§ ABOUT THIS EXERCISE: Report how many lines below contain the word "name". Write only that number.

§ STUDY MATERIAL:
↓↓↓
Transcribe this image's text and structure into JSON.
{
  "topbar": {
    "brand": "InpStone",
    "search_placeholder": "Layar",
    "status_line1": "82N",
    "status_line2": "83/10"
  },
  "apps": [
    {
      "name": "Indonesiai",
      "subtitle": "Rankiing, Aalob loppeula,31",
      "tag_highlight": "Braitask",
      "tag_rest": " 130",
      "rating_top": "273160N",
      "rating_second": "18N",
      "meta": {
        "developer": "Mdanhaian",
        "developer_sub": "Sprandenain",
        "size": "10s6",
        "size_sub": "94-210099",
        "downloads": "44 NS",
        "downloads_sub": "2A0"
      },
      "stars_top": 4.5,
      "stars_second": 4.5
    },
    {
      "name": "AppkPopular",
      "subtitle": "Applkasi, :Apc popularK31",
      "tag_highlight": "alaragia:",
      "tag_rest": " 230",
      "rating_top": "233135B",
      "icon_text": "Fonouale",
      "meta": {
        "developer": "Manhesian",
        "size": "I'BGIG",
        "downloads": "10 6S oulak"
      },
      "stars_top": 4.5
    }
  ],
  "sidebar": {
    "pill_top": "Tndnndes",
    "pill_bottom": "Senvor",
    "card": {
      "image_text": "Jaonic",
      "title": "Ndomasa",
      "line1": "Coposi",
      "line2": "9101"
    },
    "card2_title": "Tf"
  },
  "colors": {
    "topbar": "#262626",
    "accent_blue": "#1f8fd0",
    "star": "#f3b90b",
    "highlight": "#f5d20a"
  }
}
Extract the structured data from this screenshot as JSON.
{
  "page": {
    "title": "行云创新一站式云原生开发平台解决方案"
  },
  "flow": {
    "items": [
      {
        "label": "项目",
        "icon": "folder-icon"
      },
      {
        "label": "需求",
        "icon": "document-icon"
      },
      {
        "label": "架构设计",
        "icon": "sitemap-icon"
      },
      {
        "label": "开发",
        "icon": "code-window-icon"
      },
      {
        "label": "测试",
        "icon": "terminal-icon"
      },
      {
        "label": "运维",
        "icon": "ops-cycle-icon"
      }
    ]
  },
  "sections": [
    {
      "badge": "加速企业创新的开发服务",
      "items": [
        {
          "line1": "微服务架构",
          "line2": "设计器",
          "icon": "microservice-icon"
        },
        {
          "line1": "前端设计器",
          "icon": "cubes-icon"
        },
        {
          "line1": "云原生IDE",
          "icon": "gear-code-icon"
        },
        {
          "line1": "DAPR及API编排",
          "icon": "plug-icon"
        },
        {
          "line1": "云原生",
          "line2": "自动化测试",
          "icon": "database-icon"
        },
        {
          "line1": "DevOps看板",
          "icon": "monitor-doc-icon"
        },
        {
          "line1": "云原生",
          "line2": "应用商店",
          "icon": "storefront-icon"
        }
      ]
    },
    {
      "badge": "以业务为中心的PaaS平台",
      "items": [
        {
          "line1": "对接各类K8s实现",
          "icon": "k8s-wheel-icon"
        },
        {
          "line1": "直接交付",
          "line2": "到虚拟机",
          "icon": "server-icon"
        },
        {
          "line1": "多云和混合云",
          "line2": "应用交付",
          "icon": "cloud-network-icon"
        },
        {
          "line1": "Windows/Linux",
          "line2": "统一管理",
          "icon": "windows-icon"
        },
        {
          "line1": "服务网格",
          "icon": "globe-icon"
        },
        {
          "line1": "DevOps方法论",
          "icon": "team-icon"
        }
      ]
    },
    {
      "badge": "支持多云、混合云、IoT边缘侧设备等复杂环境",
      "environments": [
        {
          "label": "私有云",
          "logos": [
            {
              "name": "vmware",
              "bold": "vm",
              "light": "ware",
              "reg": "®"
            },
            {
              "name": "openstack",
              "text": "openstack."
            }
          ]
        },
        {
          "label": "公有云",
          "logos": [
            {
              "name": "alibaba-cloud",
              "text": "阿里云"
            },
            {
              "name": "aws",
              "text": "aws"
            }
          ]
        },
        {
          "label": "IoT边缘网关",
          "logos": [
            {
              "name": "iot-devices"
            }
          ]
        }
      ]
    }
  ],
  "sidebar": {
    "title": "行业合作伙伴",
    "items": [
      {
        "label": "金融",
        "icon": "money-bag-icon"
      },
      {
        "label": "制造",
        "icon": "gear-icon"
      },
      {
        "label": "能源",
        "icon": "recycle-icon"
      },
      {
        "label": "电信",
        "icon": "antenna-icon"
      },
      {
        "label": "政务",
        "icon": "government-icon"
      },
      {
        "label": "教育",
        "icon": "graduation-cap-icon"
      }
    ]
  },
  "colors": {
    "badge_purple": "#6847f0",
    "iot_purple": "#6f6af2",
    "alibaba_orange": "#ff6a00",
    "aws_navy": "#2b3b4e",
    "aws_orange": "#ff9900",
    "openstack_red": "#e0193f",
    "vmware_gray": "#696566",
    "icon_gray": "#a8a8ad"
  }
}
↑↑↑
§ EXERCISE OUTPUT: 7